Problem to solve: Each line of the data below that contains "icon" must be copied.

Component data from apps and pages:
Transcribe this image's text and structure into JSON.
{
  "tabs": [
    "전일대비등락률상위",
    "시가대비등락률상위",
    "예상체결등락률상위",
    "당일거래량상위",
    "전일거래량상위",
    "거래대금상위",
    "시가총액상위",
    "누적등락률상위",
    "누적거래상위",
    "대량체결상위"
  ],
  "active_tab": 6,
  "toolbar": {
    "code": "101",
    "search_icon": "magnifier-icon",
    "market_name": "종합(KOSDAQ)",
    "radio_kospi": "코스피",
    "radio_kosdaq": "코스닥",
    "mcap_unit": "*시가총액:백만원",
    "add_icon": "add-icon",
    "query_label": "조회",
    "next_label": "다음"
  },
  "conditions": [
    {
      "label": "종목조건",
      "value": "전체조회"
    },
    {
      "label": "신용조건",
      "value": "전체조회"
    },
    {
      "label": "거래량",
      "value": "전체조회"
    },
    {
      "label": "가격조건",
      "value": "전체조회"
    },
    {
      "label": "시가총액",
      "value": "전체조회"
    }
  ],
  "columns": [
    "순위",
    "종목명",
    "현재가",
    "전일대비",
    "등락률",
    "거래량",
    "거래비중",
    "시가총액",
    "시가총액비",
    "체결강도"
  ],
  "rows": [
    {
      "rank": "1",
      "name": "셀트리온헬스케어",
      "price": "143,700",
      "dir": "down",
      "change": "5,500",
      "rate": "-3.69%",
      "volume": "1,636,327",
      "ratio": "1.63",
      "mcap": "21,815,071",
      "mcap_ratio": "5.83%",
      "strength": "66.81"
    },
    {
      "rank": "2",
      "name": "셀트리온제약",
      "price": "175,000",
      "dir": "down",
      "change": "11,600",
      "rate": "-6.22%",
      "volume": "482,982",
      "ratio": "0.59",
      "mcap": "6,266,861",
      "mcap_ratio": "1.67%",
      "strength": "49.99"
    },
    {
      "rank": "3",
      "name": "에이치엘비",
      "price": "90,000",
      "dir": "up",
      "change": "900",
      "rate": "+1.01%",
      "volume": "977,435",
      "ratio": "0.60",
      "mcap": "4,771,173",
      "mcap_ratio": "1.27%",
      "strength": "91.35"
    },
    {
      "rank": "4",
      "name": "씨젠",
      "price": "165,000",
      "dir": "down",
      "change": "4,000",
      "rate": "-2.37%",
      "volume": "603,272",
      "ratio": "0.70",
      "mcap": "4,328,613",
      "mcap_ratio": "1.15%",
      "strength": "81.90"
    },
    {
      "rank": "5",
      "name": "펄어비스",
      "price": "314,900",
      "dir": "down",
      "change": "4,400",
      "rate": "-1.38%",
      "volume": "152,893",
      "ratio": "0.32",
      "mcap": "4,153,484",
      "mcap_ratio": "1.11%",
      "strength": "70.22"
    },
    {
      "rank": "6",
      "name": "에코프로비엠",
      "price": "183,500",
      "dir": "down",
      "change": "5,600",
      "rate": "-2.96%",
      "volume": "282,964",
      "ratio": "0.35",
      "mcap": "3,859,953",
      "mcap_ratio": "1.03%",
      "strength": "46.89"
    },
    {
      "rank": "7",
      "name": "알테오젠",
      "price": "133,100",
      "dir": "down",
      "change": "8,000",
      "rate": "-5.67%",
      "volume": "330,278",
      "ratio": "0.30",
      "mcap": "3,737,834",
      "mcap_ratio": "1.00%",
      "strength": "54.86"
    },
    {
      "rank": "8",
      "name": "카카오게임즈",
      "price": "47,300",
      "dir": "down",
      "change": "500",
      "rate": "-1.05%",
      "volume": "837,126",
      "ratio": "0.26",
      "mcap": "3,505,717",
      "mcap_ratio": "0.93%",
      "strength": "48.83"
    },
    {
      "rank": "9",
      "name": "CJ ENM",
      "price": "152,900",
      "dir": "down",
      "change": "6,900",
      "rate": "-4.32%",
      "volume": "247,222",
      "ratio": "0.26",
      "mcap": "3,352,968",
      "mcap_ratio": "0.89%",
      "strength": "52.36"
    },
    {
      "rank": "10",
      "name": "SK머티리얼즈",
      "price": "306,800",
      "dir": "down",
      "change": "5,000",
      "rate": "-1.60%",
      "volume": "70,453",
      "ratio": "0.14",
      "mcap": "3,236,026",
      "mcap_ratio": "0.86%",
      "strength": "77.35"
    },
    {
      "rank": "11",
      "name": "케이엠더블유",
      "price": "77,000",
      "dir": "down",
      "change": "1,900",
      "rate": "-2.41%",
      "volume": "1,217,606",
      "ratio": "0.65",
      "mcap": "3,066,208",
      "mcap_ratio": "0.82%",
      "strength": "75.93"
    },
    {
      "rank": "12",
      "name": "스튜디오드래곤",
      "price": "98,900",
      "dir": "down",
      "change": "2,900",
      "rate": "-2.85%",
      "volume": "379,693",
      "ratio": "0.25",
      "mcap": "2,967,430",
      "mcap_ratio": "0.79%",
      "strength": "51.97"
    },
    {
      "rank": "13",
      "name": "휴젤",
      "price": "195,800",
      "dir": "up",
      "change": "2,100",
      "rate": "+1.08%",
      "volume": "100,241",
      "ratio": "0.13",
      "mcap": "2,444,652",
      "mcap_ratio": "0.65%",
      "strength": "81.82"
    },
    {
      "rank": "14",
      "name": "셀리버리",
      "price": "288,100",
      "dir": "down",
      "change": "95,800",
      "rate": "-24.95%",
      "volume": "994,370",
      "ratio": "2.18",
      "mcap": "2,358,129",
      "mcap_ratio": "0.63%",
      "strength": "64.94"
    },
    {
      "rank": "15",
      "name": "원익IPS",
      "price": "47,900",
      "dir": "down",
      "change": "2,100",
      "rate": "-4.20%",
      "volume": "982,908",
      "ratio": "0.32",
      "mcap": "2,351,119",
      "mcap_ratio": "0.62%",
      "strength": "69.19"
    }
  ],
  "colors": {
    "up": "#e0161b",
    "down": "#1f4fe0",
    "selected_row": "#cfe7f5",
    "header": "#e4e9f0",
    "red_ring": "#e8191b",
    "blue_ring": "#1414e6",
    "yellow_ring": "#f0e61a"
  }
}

Solution for this exercise:
    "search_icon": "magnifier-icon",
    "add_icon": "add-icon",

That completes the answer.